The levels of the main stereo output and the eight auxiliary outputs are healthy but not overpowering so that the headroom needed for highly resonant filter settings, for instance, do not distort either the Origin amps or the proceeding line amp/mixer.
The audio input (yes, you can treat any external source to the filters and effects just like an oscillator, and yes, it sounds amazing!) has plenty of gain available for most sources. The S/PDIF output cannot be externally clocked, so the recipient device must be able to act as clock slave.
On the subject of sound, it must be said that the Origin keyboard is awesome and as good an emulation of classic analogue synths as you will find right now. The TAE (True Analog Emulation) algorithm keeps the digitally created sound convincingly analogue and the amount of instability or 'thickness' can be altered in each Program via the TAE control.
To key or not to key?
As a digital hardware synthesizer the Origin keyboard is in a field of its own, possessed of a truly pleasing sound quality coupled with a high degree of tweakability. The keyboard may not be of the fully weighted variety, but then nor were most of the synths it's emulating.
The mounting of the Origin on to the keyboard section does make it portable, but the weight and odd shape will necessitate a specific flight case. One could get a decent controller keyboard for less than the £600 price difference from the desktop Origin, but the positioning of the hinged mount make it more convenient for performance and programming.
As for the price, the original Origin is definitely not cheap either and this is no wonder considering the range and quality of analogue synthesis emulation and build that's provided, and so the same is true of this new keyboard version.
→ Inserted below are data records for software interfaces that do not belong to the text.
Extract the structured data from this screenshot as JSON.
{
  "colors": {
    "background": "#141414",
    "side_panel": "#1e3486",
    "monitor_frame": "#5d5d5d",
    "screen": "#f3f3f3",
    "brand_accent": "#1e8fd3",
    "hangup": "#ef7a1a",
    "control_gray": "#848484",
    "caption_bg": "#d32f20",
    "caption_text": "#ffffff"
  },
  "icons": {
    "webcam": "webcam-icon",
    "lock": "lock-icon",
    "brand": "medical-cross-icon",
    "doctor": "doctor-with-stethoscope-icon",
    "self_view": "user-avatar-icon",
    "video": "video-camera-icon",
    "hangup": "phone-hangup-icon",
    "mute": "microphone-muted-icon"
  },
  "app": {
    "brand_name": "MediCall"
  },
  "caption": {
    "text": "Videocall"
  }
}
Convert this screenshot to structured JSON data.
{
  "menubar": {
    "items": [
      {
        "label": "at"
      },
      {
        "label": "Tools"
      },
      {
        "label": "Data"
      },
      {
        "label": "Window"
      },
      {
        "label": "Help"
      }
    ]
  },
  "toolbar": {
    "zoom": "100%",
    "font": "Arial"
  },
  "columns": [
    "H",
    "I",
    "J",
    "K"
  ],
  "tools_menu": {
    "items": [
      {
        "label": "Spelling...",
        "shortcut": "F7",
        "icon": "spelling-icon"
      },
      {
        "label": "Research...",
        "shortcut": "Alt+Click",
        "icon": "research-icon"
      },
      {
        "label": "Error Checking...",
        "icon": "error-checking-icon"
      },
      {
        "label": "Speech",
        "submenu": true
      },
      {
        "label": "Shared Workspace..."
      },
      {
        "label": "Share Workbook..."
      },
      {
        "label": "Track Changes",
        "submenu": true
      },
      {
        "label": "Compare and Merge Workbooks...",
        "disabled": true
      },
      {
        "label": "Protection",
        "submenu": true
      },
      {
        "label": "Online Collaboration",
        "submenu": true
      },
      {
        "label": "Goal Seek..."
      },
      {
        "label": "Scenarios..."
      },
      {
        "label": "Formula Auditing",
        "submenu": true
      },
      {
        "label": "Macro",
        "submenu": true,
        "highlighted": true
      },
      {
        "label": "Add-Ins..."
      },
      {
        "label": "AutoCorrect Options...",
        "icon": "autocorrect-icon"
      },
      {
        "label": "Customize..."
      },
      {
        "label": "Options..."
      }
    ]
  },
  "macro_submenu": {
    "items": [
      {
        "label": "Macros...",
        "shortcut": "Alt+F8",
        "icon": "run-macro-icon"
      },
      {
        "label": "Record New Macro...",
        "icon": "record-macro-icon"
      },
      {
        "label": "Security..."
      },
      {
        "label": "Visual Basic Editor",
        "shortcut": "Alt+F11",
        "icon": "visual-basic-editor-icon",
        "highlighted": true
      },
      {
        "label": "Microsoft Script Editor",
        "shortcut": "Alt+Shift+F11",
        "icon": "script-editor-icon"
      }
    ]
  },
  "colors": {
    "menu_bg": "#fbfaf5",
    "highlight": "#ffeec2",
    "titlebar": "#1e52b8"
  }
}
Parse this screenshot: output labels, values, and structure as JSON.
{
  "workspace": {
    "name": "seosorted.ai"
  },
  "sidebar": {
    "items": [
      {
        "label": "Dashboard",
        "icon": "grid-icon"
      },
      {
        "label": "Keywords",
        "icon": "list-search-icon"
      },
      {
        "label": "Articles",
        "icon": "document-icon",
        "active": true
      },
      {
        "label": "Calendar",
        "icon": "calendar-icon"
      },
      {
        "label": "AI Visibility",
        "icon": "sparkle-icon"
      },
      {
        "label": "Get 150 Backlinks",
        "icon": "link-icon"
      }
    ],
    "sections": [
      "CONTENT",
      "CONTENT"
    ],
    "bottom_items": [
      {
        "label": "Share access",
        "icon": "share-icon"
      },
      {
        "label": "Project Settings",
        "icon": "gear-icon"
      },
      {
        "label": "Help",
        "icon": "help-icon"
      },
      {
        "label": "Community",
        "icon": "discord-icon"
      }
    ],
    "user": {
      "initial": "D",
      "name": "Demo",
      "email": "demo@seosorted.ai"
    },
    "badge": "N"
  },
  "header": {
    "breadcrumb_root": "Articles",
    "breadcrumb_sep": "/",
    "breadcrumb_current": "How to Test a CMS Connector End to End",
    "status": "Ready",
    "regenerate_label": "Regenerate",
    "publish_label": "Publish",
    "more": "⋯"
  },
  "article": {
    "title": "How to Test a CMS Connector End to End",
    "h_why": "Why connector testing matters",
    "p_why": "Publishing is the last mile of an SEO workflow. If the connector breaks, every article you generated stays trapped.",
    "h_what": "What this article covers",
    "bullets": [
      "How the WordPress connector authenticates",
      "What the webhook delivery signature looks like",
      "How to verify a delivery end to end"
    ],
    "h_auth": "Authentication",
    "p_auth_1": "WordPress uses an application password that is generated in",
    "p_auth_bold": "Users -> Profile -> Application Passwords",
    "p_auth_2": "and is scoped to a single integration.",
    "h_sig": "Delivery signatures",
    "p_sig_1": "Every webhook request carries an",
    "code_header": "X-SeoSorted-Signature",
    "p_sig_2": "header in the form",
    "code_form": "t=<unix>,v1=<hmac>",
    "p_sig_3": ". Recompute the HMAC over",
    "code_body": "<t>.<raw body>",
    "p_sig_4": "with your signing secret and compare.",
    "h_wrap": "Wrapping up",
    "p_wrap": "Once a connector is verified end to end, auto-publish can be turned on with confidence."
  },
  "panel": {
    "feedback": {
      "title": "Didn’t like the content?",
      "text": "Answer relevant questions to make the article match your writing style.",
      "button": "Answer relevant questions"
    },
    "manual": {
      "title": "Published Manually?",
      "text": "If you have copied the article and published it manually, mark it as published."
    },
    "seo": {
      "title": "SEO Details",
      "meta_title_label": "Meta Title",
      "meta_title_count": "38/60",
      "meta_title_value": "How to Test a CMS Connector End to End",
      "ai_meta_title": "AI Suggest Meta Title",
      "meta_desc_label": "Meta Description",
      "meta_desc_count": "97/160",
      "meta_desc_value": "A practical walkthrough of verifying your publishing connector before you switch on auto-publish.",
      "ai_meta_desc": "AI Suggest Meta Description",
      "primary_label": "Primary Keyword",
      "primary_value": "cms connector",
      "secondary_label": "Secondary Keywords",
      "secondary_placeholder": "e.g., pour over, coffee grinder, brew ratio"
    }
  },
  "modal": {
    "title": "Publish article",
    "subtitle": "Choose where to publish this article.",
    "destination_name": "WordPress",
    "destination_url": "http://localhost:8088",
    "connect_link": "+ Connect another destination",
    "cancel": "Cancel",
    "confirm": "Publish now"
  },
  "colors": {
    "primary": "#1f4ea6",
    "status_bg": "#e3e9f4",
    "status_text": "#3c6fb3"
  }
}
This is a fantastic and rewarding instrument with a sound that is unrivalled in the emulation stakes - just don't skimp on the flight case.